Holly Pittaway discusses how the media is perhaps to blame for the escalation of the ‘Momo Challenge’
As often happens with social media, internet crazes spread like wildfire – the cinnamon challenge, the Harlem shake, and the ALS ice bucket challenge are examples we can all remember, though not always fondly. But recently, a new, more sinister challenge has taken the media by storm – the ‘Momo Challenge’.
Reports of the Momo Challenge began surfacing as early as August of last year, claiming that the game had originated in South America, originally as a WhatsApp challenge whereby the young victim would be sent an image of ‘Momo’ (actually a photograph of a sculpture by Japanese artist, Keisuke Aiso), along with a dangerous task, such as self-harm, for the recipient to complete. Several suicides on the continent have been potentially linked to the challenge, notably that of a 12-year-old girl in Argentina in July, as well as of two Colombian schoolchildren in September.

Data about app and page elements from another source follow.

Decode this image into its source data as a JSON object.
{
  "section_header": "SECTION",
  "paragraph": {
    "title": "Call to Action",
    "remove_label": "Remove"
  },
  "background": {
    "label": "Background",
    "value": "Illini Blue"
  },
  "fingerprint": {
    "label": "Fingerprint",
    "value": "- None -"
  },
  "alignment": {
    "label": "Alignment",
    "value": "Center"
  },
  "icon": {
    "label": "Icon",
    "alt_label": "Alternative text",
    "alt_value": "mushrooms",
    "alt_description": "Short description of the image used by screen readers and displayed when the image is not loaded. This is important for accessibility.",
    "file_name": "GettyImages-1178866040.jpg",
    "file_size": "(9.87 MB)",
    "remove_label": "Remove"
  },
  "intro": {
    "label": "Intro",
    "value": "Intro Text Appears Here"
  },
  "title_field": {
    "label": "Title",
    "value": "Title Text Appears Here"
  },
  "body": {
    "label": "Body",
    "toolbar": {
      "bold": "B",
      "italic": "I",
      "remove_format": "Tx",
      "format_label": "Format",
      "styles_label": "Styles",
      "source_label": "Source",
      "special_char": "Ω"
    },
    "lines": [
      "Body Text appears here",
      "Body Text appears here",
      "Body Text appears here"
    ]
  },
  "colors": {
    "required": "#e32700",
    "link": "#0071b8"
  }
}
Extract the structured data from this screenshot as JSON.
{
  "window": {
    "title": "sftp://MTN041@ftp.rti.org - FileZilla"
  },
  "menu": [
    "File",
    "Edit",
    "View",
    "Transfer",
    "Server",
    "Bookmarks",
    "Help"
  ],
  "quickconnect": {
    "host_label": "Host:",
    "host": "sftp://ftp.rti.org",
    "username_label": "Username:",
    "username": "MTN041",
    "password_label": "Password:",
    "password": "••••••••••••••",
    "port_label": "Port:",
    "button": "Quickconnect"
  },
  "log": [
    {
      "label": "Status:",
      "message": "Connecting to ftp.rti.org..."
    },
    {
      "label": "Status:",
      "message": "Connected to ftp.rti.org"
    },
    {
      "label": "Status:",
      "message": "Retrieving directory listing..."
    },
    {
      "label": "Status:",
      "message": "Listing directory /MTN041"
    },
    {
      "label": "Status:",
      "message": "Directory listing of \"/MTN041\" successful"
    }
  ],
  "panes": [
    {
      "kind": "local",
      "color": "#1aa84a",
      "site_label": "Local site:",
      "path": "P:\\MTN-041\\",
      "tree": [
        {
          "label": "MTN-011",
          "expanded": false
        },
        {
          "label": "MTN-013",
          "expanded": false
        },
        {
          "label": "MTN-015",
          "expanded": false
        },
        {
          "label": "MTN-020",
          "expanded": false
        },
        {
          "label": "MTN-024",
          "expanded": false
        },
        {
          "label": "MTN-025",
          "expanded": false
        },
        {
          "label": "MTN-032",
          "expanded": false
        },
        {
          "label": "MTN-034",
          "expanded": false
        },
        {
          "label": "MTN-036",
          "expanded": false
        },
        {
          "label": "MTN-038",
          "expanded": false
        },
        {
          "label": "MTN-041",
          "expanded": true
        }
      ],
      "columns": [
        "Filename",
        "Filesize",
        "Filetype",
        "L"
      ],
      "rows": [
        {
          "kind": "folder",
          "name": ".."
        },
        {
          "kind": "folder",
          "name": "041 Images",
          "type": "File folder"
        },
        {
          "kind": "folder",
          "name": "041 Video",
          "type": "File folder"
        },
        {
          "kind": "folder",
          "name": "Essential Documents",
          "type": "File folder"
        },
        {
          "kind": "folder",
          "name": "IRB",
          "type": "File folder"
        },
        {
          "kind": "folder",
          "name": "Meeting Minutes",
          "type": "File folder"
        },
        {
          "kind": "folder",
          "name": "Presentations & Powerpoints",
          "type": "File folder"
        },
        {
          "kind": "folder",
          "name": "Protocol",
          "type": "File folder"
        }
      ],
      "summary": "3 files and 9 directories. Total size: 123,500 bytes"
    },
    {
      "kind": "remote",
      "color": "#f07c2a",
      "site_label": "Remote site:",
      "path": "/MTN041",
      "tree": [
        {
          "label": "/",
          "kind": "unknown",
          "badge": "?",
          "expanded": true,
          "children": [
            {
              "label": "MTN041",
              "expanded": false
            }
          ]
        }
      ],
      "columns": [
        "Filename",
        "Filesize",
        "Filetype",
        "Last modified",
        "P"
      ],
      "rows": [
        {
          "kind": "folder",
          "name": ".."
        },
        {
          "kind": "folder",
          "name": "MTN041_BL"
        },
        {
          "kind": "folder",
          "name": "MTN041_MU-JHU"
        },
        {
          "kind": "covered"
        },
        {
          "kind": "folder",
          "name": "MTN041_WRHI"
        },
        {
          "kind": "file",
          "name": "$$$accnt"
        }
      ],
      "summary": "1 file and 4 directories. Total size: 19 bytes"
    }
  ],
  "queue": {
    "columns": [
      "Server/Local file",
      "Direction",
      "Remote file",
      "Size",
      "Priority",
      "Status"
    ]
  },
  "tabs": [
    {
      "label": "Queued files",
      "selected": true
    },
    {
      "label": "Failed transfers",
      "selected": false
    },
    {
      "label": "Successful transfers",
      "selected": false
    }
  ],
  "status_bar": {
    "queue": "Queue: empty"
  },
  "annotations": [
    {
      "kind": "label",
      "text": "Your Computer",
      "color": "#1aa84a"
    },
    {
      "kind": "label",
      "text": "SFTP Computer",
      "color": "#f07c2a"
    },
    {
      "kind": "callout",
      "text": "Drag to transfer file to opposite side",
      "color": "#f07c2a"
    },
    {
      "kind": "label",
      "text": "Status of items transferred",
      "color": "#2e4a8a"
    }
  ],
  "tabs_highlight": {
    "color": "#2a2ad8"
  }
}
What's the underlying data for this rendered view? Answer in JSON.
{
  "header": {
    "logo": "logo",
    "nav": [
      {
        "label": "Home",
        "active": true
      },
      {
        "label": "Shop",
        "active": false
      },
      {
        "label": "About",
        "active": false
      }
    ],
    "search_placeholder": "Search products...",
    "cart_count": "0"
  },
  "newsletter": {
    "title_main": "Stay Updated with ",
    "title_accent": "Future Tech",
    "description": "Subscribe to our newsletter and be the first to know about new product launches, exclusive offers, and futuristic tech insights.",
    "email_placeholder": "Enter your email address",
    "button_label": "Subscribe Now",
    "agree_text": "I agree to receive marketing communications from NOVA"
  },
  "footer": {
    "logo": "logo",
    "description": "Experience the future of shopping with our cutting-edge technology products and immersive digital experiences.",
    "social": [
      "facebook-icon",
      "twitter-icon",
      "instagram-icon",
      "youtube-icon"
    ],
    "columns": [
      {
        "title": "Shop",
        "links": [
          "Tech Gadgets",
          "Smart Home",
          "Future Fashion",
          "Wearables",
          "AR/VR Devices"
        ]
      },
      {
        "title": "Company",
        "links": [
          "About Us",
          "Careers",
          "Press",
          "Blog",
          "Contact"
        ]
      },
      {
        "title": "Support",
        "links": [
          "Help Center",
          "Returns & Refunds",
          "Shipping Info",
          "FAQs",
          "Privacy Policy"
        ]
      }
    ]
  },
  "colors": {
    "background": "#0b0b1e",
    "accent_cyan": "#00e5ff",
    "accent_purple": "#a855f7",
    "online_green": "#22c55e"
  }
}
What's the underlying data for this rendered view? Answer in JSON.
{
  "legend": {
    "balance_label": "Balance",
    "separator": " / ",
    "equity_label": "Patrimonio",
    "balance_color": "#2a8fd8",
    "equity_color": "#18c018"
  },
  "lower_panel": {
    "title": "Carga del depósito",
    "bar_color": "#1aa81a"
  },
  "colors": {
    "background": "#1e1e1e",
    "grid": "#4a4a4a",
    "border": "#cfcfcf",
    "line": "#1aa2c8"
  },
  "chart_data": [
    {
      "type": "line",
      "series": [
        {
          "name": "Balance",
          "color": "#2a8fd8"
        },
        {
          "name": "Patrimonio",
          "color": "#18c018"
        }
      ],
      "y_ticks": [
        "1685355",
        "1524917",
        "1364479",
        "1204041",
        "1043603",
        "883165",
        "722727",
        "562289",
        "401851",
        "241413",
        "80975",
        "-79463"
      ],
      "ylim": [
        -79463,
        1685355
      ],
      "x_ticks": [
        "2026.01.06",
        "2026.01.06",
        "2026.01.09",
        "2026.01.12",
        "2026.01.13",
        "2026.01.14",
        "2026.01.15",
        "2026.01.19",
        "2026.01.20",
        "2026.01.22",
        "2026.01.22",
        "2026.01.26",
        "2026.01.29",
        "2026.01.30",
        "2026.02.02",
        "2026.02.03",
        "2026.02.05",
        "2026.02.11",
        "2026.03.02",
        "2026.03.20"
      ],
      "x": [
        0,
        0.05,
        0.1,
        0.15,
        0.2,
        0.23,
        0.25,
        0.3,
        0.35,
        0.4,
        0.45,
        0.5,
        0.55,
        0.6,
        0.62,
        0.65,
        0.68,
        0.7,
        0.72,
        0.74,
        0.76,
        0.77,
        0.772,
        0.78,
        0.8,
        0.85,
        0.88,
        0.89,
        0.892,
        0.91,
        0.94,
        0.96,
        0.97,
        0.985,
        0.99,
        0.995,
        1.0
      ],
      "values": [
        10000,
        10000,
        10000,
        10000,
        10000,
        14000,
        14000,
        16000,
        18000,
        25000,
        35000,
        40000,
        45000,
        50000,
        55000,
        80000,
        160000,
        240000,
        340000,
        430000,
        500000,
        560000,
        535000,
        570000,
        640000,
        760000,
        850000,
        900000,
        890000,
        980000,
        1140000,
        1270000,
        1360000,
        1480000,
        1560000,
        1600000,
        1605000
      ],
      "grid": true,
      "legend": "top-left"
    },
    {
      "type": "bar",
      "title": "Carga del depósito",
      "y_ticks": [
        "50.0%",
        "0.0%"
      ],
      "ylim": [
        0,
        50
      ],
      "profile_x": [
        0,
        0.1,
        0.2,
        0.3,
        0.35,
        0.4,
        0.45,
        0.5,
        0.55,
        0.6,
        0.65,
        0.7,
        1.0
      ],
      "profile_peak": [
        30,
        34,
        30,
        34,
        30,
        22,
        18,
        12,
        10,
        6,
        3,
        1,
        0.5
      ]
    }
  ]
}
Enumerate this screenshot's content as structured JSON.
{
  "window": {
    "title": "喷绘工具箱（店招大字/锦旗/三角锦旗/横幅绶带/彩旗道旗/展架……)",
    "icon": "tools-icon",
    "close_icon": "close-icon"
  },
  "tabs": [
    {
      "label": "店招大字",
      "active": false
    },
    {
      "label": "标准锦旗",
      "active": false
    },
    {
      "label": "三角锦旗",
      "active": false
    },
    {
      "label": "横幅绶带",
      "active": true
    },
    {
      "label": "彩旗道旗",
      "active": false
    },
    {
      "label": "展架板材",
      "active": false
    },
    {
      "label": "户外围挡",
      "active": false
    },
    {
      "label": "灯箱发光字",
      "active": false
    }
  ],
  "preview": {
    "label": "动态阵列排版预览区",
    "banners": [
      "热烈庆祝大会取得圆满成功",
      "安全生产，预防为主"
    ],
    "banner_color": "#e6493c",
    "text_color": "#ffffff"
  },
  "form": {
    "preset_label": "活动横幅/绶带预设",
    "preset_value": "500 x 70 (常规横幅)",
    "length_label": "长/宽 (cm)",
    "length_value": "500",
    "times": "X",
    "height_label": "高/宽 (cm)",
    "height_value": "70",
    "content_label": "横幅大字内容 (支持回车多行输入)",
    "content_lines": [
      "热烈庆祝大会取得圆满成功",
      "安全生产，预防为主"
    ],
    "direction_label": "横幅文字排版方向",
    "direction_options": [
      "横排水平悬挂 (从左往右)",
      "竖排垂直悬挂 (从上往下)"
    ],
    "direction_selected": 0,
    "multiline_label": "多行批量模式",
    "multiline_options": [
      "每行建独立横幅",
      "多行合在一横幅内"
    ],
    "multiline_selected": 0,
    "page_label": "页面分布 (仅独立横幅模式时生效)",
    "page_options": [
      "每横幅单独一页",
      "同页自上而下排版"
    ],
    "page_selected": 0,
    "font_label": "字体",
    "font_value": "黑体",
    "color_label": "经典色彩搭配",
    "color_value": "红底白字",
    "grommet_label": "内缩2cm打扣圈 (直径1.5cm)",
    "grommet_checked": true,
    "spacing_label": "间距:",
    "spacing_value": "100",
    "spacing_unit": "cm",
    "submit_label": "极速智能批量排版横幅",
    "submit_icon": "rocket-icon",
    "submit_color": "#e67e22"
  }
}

Last month, however, has marked a turning point in the Momo media buzz after the challenge allegedly resurfaced on the kids’ section of YouTube; it was claimed that videos starting off innocent enough, for example as a toy unboxing or Peppa Pig episode, would turn into the Momo challenge at the half-way mark. The disturbing image of ‘Momo’ would then appear on screen and threaten the viewer, challenging them to hurt themselves, or someone else, or else they and their family would be killed.
When parents heard of this, obviously they took to social media to warn others – even Kim Kardashian-West posted about it to her 128 million followers on Instagram, urging parents to ‘monitor what your kids are watching’. As a result of public concern, British police issued an official warning over the challenge to parents and children alike, as they feared that the game could potentially go further than just online threats; ‘even basic open source research suggests that ‘Momo’ is run by hackers who are looking for personal info,’ they said in an official statement. In the US, some schools even decided to temporarily cut YouTube access in order to prevent young people’s potential exposure to the dangerous demon.
But, despite the severity of the situation and the accusations being made, reports emerged to say that the Momo Challenge was all a hoax. According to the NSPCC, there has been ‘no confirmed evidence that the phenomenon is actually posing a threat to British children’, while a Samaritans spokesperson commented that the challenge is just a case of mass hysteria; ‘These stories being highly publicised and starting a panic means vulnerable people get to know about it and that creates a risk.’ In fact, since media coverage of the apparently deadly Momo Challenge has increased, so have our Google searches on the subject, thus fuelling the already ferocious fire.
Damage, however, has already been done. One Belfast mother told the Northern Irish media, ‘my son (6) had to go to counselling after seeing sinister Momo’; another young victim cut off all of her hair as a result of the challenge after she saw Momo in a Peppa Pig video. Children are living in fear of Momo, with some even finding it difficult to sleep through the night without having nightmares about the frightening character.
But this begs the question, would the hoax have gone so far had the media not given it so much attention? Would the image of Momo still have been so familiar, and so feared by children across the globe? Would the Momo challenge still have been picked up by the same number of content creators? The answer to all of these questions, I believe, is a resounding no – but this isn’t just my own opinion, it’s also backed up by evidence.
In the past, extreme challenges have been proliferated by the media to a pandemic scale. In 2014, an alarming number of iPhone users fell victim to a hoax spread on 4-chan which claimed that placing your device in the microwave would charge it. While the claim is obviously outrageous, it was coupled with a rather official looking announcement and even its own hashtag, #AppleWave – this proved to be sufficient evidence for some iPhone users who then tried the trick out for themselves, but were of course left with a broken phone and fire hazard.
In 2017, a more fatal social-media spread challenge captivated the globe – this time, participants were dared to eat non-edible laundry detergent pods, a.k.a. Tide Pods, which are toxic if consumed, and then post about their experience online. Eight people were reported to have died after eating tide pods between 2012 and 2017; the internet challenge became so popular that both Proctor & Gamble (the parent company of ‘Tide’) and the US Consumer Product Safety Commission had to issue a warning against the consumption of laundry pods.
Unfortunately, the spread of internet challenges is an inevitable part of the media life cycle and the Momo Challenge can attest to this. One parent saw one scary video and took to social media to put this on blast, followed by another parent, followed by the local news, followed by the police and so on, until eventually the entire world was swept up into a paranoid frenzy, all brought on by a hoax. But the Momo Challenge is just another craze to add to a long list of crazes that have already been proliferated by the media, right after the #AppleWave hoax and the Tide Pod Challenge. As long as such stories continue to be picked up by the mass media, you can bet that more and more like them are just going to keep coming.